Given the opportunity, will man cultivate and shape a virtual environment in the same way he has the physical, or how will it differ?
My research will be based on both physical and digital processes, with an aim of finding a balance. I will aim to include physical lighting, sound and sensors. Creating multi-faceted, sculptural paintings and installations will use a number of physical processes including mark-making, wax/clay cast/ wood sculpture, found and manipulated objects.
My work will aim to find an equilibrium between Realist mark-making and digital abstraction, Much of my focus be will be on the city, and its increasing connectivity with its inhabitants. As our cities become more dependent on technology, i will show this distinction physically within its representation. Although my primary skill is to paint, I will further my understanding with more technological processes, such as visual coding, 3D sculpting and image manipulation. I will add electronic elements to my pieces including lighting, projected film/animation and interactive sensors to capture the growing reliance on technology. These Digital elements could also be laser cut images, interactive sensors, projected animation or embedded lighting and sound effects. A lot of these digital processes depend on my ability to become confident with the software, and therefore I see these elements coming in later down the line. In the meantime, I will focus on painting/drawing and sculpture, with some photography and film elements.
To de-construct the crossovers between digital identity and the ‘real self’ through multi-media paintings and installations that in themselves only just find the balance between the physical and the digital.
To be true to the representation of figures and personalities in my work. I do not wish to alter reality to better my work, and instead aim to captured elements of modern life, and especially life in the way i believe it to come across.

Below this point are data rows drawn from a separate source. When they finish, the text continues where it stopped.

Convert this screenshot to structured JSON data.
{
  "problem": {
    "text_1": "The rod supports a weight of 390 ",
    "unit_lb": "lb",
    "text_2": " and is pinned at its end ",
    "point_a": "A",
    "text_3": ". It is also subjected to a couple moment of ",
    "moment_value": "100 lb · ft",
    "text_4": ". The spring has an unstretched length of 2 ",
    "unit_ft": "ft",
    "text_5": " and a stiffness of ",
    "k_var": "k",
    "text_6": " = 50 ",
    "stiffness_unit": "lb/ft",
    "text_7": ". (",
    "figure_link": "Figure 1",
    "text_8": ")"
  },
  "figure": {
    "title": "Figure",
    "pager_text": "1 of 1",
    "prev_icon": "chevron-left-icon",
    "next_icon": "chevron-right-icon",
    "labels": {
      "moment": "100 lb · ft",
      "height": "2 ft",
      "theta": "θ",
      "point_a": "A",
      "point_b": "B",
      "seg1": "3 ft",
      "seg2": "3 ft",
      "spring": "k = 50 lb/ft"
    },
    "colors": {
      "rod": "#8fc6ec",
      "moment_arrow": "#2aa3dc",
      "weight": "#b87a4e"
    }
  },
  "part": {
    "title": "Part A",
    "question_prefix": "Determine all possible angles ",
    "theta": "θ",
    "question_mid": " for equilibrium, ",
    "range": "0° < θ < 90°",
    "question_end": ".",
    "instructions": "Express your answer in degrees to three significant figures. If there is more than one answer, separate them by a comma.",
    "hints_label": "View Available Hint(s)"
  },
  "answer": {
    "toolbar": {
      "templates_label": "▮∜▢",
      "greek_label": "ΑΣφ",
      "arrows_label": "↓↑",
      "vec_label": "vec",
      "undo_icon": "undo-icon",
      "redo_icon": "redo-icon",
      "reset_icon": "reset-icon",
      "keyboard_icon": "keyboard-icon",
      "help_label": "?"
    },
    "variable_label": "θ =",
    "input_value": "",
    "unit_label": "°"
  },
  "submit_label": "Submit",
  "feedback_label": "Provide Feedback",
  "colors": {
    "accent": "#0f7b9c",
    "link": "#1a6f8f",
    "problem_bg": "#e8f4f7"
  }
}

To investigate the growing reliability of technology and both the positive and negative effects of media consumption on individual and group identities.
To harness the possibility of virtual environments in Continue reading